Stage 8: Denial • Denial is always found in genocide, both during it and after it. • Denial extends the crime of genocide to future generations of victims. It is a continuation of the intent to destroy the group.
Denial: Deny the Evidence. • Deny that there was any mass killing at all. • Question and minimize the statistics. • Block access to evidence or historical accounts • Intimidate or kill eye-witnesses.
Denial: Deny the Evidence • Destroy the evidence. (Burn the bodies and the archives, dig up and burn the mass graves, throw bodies in rivers or seas.) Holocaust Death-Camp Crematoria
Denial: Attack the truth-tellers. • Attack the motives of the truth-tellers. Say they are racist or bigoted against the religion or nationality of the deniers. • Deflect by pointing out crimes committed by the truth-tellers. Imply that “they have no right to point fingers.”
Denial: Deny Genocidal Intent. • Claim that the deaths were inadvertent (due to famine, migration, or disease.) • Blame “out of control” forces for the killings. • Blame the deaths on ancient ethnic conflicts.
Denial: Blame the Victims. • Emphasize the strangeness of the victims. They are not like us. (savages, infidels) • Call it a “civil war,” not genocide. • Claim the deniers’ group also suffered huge losses in the “war.” Therefore, the killings were in self-defense.
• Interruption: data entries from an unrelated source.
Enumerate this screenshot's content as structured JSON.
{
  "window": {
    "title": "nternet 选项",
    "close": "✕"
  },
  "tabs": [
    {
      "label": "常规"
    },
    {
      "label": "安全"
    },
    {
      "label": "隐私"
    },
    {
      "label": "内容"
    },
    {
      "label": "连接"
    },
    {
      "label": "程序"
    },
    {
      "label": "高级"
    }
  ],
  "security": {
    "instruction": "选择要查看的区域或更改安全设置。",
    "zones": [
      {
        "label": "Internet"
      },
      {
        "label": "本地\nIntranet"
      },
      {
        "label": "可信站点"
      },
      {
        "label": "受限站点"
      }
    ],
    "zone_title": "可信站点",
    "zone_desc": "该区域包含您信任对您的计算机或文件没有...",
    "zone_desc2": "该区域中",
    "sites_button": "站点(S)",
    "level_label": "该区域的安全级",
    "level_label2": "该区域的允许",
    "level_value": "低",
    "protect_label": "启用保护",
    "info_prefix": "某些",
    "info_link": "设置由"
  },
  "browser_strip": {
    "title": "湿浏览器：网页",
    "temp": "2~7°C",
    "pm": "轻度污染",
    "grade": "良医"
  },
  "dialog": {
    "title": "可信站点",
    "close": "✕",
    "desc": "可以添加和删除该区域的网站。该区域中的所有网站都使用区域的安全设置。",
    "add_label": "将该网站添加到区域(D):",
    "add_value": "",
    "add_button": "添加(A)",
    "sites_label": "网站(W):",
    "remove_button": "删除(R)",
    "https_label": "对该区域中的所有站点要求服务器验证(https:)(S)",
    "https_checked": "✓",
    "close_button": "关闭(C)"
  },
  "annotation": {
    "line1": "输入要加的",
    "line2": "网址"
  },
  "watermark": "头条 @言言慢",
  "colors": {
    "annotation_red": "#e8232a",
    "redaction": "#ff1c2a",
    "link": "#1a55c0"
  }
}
Halabja, Kurdistan, Iraq Memorial to 5000 killed in chemical attack 16 March 1988. 182,000 Kurds died in Anfal genocide.